The heart of the village was filled with stalls with kai, tickets to upcoming events, club registrations, mirimiri massage, traditional health products, community organisations and charities and art among the buildings and steaming earth.
The waiata rang out from performers on the stage all day, as did the screams of glee from tamariki playing on the nearby bouncy castles.
By 1pm, 1500 people had already come through just one of the two main entrances.
Kaumātua walked with their sticks and frames, parents walked with their prams, and about midday the parade of nations walked with their flags from all over the world.
Taiwanese Rotorua Lakes councillor Fisher Wang said the parade of locals in cultural dress was "heartwarming".
"Everyone has a smile on their face."
Priscilla Te Hau joined her grandchildren Kyza, 3, and Teina, 2, and their mother Cheylon Te Hau at the children's tent at their marae.
Priscilla said they had seen "a lot of whānau who we don't see on the regular" and likened the event to "healing".
"Today is about reconnection... It's important for them [Kyza and Teina] to know where they come from."
She remembered going to Waitangi with her grandmother for the national day in Northland as a child and hoped her grandchildren would also have early memories of the anniversary.
"We need to learn and understand how to move forward together while still holding onto our mana whenua. As long as the hurt is acknowledged I think we should be able to move on."
Rotorua man Bert Poi enjoyed the kai and entertainment with friends.
He said the country had had "some really bad times" but the event was a "peaceful" acknowledgement.
"It is beautiful. It's a lovely day."
For the Love of the People
The event stemmed from the Aronui Māori Market at the pā in September last year.
The stalls and play areas stretched from the Lakefront to the edge of Utuhina Stream.
They included a live mural display, talks, te teo sessions, cooking demos, a Tū Kaha Jiu Jitsu display, bouncy castles, kūmara planting, digital learning, and a hauora area.

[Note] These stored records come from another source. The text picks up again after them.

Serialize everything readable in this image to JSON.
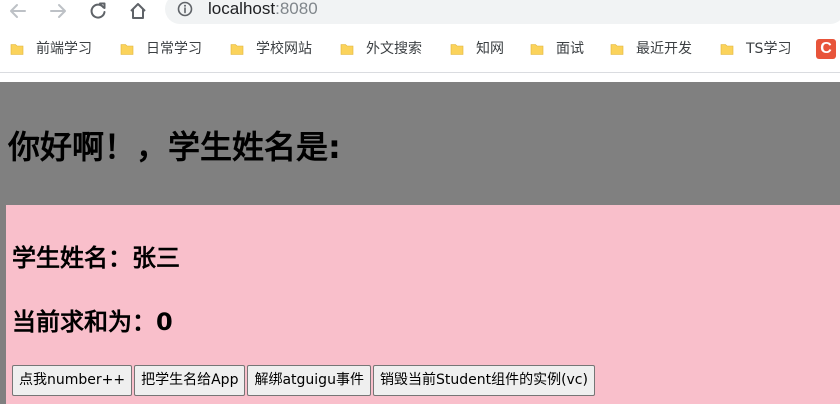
{
  "browser": {
    "url_host": "localhost",
    "url_port": ":8080",
    "bookmarks": [
      {
        "label": "前端学习",
        "icon": "folder-icon"
      },
      {
        "label": "日常学习",
        "icon": "folder-icon"
      },
      {
        "label": "学校网站",
        "icon": "folder-icon"
      },
      {
        "label": "外文搜索",
        "icon": "folder-icon"
      },
      {
        "label": "知网",
        "icon": "folder-icon"
      },
      {
        "label": "面试",
        "icon": "folder-icon"
      },
      {
        "label": "最近开发",
        "icon": "folder-icon"
      },
      {
        "label": "TS学习",
        "icon": "folder-icon"
      }
    ],
    "extra_app_letter": "C",
    "colors": {
      "folder": "#fbd35b",
      "extra_app": "#e8543a"
    }
  },
  "app": {
    "title": "你好啊！，学生姓名是:",
    "background": "#808080",
    "student": {
      "name_line": "学生姓名：张三",
      "sum_line": "当前求和为：0",
      "background": "#f9bfcb",
      "buttons": [
        {
          "label": "点我number++"
        },
        {
          "label": "把学生名给App"
        },
        {
          "label": "解绑atguigu事件"
        },
        {
          "label": "销毁当前Student组件的实例(vc)"
        }
      ]
    }
  }
}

Visitors were taken on tours and waka rides.
Bands, DJs, films and even a fashion show entertained on the stages.
The day opened and closed with karakia.